This pilot project employed a case study design consistent with that of Rice to describe the impact of violence on individuals who incurred a work related assault in 1992. Ten randomly selected subjects were interviewed from a population of 429 individuals reporting a work related assault that resulted in a wage loss claim. Half of the subjects had received permanency ratings, thought to be a measure of injury severity. The study hypothesis, stating the impact of the assault (e.g., pain and suffering, decrease in functioning) years after a work related assault was associated with the severity of the injury (i.e., permanency rating), was not supported by the data. However, individuals' health and quality of life 4 years after the assault were affected significantly and resulted in job changes, chronic pain, changes in functional status, and depression. The new hypothesis resulting from this study is employer support and mental health intervention immediately after an assault may prevent employee job changes and decrease mental health sequelae.
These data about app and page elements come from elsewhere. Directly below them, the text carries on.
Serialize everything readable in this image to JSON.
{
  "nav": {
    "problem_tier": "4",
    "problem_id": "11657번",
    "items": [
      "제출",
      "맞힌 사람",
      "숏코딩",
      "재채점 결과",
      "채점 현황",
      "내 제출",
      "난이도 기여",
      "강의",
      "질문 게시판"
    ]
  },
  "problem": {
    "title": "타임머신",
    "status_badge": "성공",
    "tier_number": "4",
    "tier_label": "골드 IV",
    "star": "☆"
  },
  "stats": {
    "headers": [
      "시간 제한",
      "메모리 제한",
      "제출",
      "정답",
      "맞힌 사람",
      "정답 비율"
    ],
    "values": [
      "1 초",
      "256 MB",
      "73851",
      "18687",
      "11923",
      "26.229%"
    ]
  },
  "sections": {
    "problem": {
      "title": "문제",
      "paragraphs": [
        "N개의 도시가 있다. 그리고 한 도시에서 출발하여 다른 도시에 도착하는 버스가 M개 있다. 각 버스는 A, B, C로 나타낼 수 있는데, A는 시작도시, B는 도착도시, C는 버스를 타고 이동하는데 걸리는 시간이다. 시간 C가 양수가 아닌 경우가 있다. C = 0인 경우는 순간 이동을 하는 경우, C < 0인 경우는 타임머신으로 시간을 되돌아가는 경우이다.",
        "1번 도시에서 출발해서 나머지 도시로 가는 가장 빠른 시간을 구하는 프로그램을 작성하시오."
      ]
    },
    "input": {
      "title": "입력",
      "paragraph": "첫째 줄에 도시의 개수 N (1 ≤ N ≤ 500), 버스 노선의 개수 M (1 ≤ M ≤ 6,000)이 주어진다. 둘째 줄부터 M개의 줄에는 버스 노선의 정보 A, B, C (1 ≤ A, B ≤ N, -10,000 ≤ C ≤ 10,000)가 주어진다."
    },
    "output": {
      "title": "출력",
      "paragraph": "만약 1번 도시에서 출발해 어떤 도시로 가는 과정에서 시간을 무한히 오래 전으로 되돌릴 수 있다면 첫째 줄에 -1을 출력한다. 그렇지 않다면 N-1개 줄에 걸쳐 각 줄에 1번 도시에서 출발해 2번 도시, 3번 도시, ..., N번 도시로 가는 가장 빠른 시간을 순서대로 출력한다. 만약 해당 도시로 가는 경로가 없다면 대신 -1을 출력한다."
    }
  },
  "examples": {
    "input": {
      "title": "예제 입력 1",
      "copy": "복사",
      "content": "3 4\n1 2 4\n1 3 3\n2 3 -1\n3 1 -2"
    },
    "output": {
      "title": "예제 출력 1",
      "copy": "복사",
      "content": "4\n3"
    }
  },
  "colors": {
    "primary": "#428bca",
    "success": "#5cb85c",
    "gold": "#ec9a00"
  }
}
|Original language||English (US)|
|Number of pages||10|
|State||Published - Oct 1999|